From ProofWiki
Jump to navigation Jump to search

Theorem

Let $\R$ be the real number line considered as a metric space under the usual metric.

Let $a \in \R$ be a point in $\R$.

Let $\mathcal B_a$ be a basis for the neighborhood system of $a$.


Then $\mathcal B_a$ is an infinite set.


Proof

Suppose $\mathcal B_a$ be finite.

Let the elements of $\mathcal B_a$ be enumerated as $N_1, N_2, \ldots, N_n$.

For each $N_k \in \mathcal B_a$, let $B_{\epsilon_k} \left({a}\right)$ be the open $\epsilon_k$-ball of $a$ for some $\epsilon_k \in \R_{>0}$.

Let $\alpha = \min \left\{ {\epsilon_k: k \in \left\{ {1, 2, \ldots, n}\right\} }\right\}$.

Consider the open interval:

$I = \left({a - \beta \,.\,.\, a + \beta}\right)$

where $\beta = \dfrac \alpha 2$

By the method of construction of $I$, it follows that $B_{\epsilon_k} \left({a}\right) \nsubseteq I$ for any $k$.

Thus $I$ is a neighborhood of $a$ which does not have an element of $\mathcal B_a$ as a subset.

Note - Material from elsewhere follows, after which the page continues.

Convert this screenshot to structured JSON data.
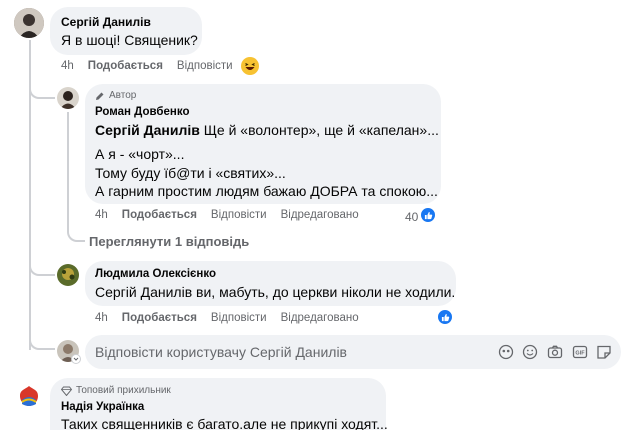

So $\mathcal B_a$ cannot be a basis for the neighborhood system of $a$.

Hence the result.

$\blacksquare$


Sources